- WORK INSTRUCTION
Make an exact copy of the entries, and keep any pictures out of it.

Source data
------------------------------------------------
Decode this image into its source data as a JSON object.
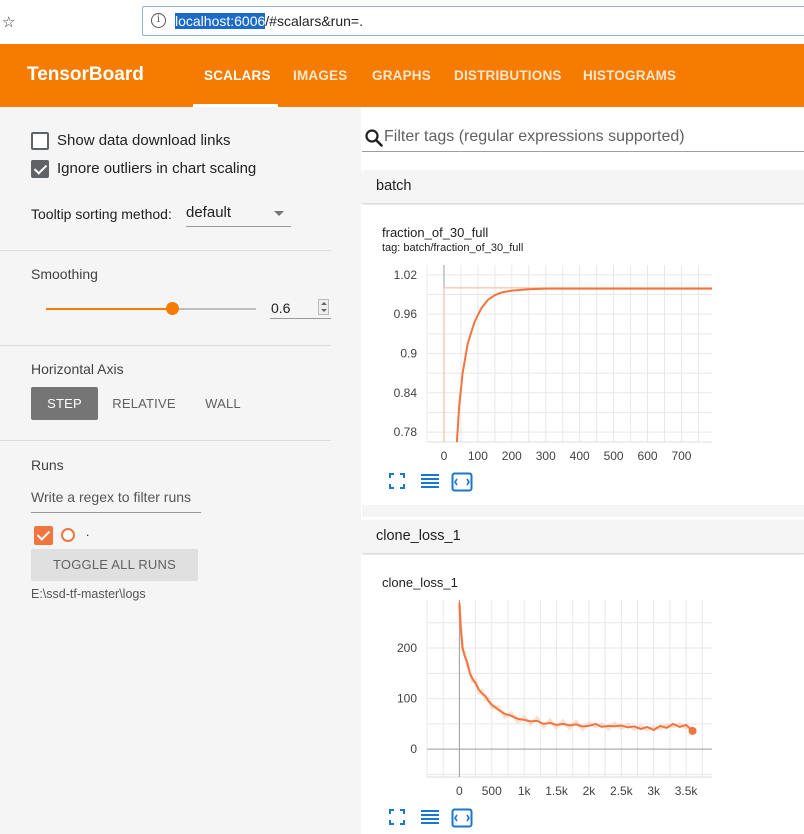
{
  "browser": {
    "url_host": "localhost:6006",
    "url_rest": "/#scalars&run=."
  },
  "app": {
    "brand": "TensorBoard",
    "tabs": [
      {
        "label": "SCALARS",
        "active": true
      },
      {
        "label": "IMAGES",
        "active": false
      },
      {
        "label": "GRAPHS",
        "active": false
      },
      {
        "label": "DISTRIBUTIONS",
        "active": false
      },
      {
        "label": "HISTOGRAMS",
        "active": false
      }
    ],
    "accent_color": "#f57c00"
  },
  "sidebar": {
    "show_download_links": {
      "label": "Show data download links",
      "checked": false
    },
    "ignore_outliers": {
      "label": "Ignore outliers in chart scaling",
      "checked": true
    },
    "tooltip_sorting": {
      "label": "Tooltip sorting method:",
      "value": "default"
    },
    "smoothing": {
      "title": "Smoothing",
      "value": "0.6",
      "fraction": 0.6
    },
    "horizontal_axis": {
      "title": "Horizontal Axis",
      "options": [
        "STEP",
        "RELATIVE",
        "WALL"
      ],
      "selected": "STEP"
    },
    "runs": {
      "title": "Runs",
      "filter_placeholder": "Write a regex to filter runs",
      "items": [
        {
          "name": ".",
          "checked": true,
          "color": "#f0753f"
        }
      ],
      "toggle_label": "TOGGLE ALL RUNS",
      "logdir": "E:\\ssd-tf-master\\logs"
    }
  },
  "main": {
    "search_placeholder": "Filter tags (regular expressions supported)",
    "groups": [
      {
        "name": "batch",
        "card": {
          "title": "fraction_of_30_full",
          "tag": "tag: batch/fraction_of_30_full"
        }
      },
      {
        "name": "clone_loss_1",
        "card": {
          "title": "clone_loss_1"
        }
      }
    ]
  },
  "chart_data": [
    {
      "type": "line",
      "title": "fraction_of_30_full",
      "x_ticks": [
        "0",
        "100",
        "200",
        "300",
        "400",
        "500",
        "600",
        "700"
      ],
      "y_ticks": [
        "0.78",
        "0.84",
        "0.9",
        "0.96",
        "1.02"
      ],
      "xlim": [
        -50,
        790
      ],
      "ylim": [
        0.765,
        1.035
      ],
      "series": [
        {
          "color": "#f0753f",
          "x": [
            38,
            45,
            55,
            70,
            90,
            110,
            130,
            150,
            170,
            200,
            250,
            300,
            400,
            500,
            600,
            700,
            790
          ],
          "y": [
            0.765,
            0.82,
            0.87,
            0.915,
            0.948,
            0.969,
            0.982,
            0.989,
            0.993,
            0.996,
            0.998,
            0.999,
            0.999,
            0.999,
            0.999,
            0.999,
            0.999
          ]
        }
      ],
      "raw_series": [
        {
          "x": [
            0,
            0,
            15,
            790
          ],
          "y": [
            0.765,
            1.0,
            1.0,
            1.0
          ]
        }
      ]
    },
    {
      "type": "line",
      "title": "clone_loss_1",
      "x_ticks": [
        "0",
        "500",
        "1k",
        "1.5k",
        "2k",
        "2.5k",
        "3k",
        "3.5k"
      ],
      "x_tick_values": [
        0,
        500,
        1000,
        1500,
        2000,
        2500,
        3000,
        3500
      ],
      "y_ticks": [
        "0",
        "100",
        "200"
      ],
      "xlim": [
        -500,
        3900
      ],
      "ylim": [
        -55,
        295
      ],
      "series": [
        {
          "color": "#f0753f",
          "x": [
            0,
            20,
            50,
            80,
            120,
            160,
            200,
            250,
            300,
            350,
            400,
            450,
            500,
            600,
            700,
            800,
            900,
            1000,
            1100,
            1200,
            1300,
            1400,
            1500,
            1600,
            1700,
            1800,
            1900,
            2000,
            2100,
            2200,
            2300,
            2400,
            2500,
            2600,
            2700,
            2800,
            2900,
            3000,
            3100,
            3200,
            3300,
            3400,
            3500,
            3600
          ],
          "y": [
            290,
            240,
            200,
            185,
            172,
            150,
            140,
            130,
            118,
            110,
            105,
            95,
            88,
            78,
            70,
            66,
            60,
            58,
            55,
            56,
            50,
            52,
            48,
            50,
            47,
            49,
            45,
            46,
            50,
            44,
            46,
            45,
            47,
            43,
            45,
            40,
            44,
            38,
            46,
            42,
            50,
            44,
            48,
            36
          ]
        }
      ]
    }
  ]
}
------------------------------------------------
- RESPONSE AREA
Decode this image into its source data as a JSON object.
{
  "browser": {
    "url_host": "localhost:6006",
    "url_rest": "/#scalars&run=."
  },
  "app": {
    "brand": "TensorBoard",
    "tabs": [
      {
        "label": "SCALARS",
        "active": true
      },
      {
        "label": "IMAGES",
        "active": false
      },
      {
        "label": "GRAPHS",
        "active": false
      },
      {
        "label": "DISTRIBUTIONS",
        "active": false
      },
      {
        "label": "HISTOGRAMS",
        "active": false
      }
    ],
    "accent_color": "#f57c00"
  },
  "sidebar": {
    "show_download_links": {
      "label": "Show data download links",
      "checked": false
    },
    "ignore_outliers": {
      "label": "Ignore outliers in chart scaling",
      "checked": true
    },
    "tooltip_sorting": {
      "label": "Tooltip sorting method:",
      "value": "default"
    },
    "smoothing": {
      "title": "Smoothing",
      "value": "0.6",
      "fraction": 0.6
    },
    "horizontal_axis": {
      "title": "Horizontal Axis",
      "options": [
        "STEP",
        "RELATIVE",
        "WALL"
      ],
      "selected": "STEP"
    },
    "runs": {
      "title": "Runs",
      "filter_placeholder": "Write a regex to filter runs",
      "items": [
        {
          "name": ".",
          "checked": true,
          "color": "#f0753f"
        }
      ],
      "toggle_label": "TOGGLE ALL RUNS",
      "logdir": "E:\\ssd-tf-master\\logs"
    }
  },
  "main": {
    "search_placeholder": "Filter tags (regular expressions supported)",
    "groups": [
      {
        "name": "batch",
        "card": {
          "title": "fraction_of_30_full",
          "tag": "tag: batch/fraction_of_30_full"
        }
      },
      {
        "name": "clone_loss_1",
        "card": {
          "title": "clone_loss_1"
        }
      }
    ]
  },
  "chart_data": [
    {
      "type": "line",
      "title": "fraction_of_30_full",
      "x_ticks": [
        "0",
        "100",
        "200",
        "300",
        "400",
        "500",
        "600",
        "700"
      ],
      "y_ticks": [
        "0.78",
        "0.84",
        "0.9",
        "0.96",
        "1.02"
      ],
      "xlim": [
        -50,
        790
      ],
      "ylim": [
        0.765,
        1.035
      ],
      "series": [
        {
          "color": "#f0753f",
          "x": [
            38,
            45,
            55,
            70,
            90,
            110,
            130,
            150,
            170,
            200,
            250,
            300,
            400,
            500,
            600,
            700,
            790
          ],
          "y": [
            0.765,
            0.82,
            0.87,
            0.915,
            0.948,
            0.969,
            0.982,
            0.989,
            0.993,
            0.996,
            0.998,
            0.999,
            0.999,
            0.999,
            0.999,
            0.999,
            0.999
          ]
        }
      ],
      "raw_series": [
        {
          "x": [
            0,
            0,
            15,
            790
          ],
          "y": [
            0.765,
            1.0,
            1.0,
            1.0
          ]
        }
      ]
    },
    {
      "type": "line",
      "title": "clone_loss_1",
      "x_ticks": [
        "0",
        "500",
        "1k",
        "1.5k",
        "2k",
        "2.5k",
        "3k",
        "3.5k"
      ],
      "x_tick_values": [
        0,
        500,
        1000,
        1500,
        2000,
        2500,
        3000,
        3500
      ],
      "y_ticks": [
        "0",
        "100",
        "200"
      ],
      "xlim": [
        -500,
        3900
      ],
      "ylim": [
        -55,
        295
      ],
      "series": [
        {
          "color": "#f0753f",
          "x": [
            0,
            20,
            50,
            80,
            120,
            160,
            200,
            250,
            300,
            350,
            400,
            450,
            500,
            600,
            700,
            800,
            900,
            1000,
            1100,
            1200,
            1300,
            1400,
            1500,
            1600,
            1700,
            1800,
            1900,
            2000,
            2100,
            2200,
            2300,
            2400,
            2500,
            2600,
            2700,
            2800,
            2900,
            3000,
            3100,
            3200,
            3300,
            3400,
            3500,
            3600
          ],
          "y": [
            290,
            240,
            200,
            185,
            172,
            150,
            140,
            130,
            118,
            110,
            105,
            95,
            88,
            78,
            70,
            66,
            60,
            58,
            55,
            56,
            50,
            52,
            48,
            50,
            47,
            49,
            45,
            46,
            50,
            44,
            46,
            45,
            47,
            43,
            45,
            40,
            44,
            38,
            46,
            42,
            50,
            44,
            48,
            36
          ]
        }
      ]
    }
  ]
}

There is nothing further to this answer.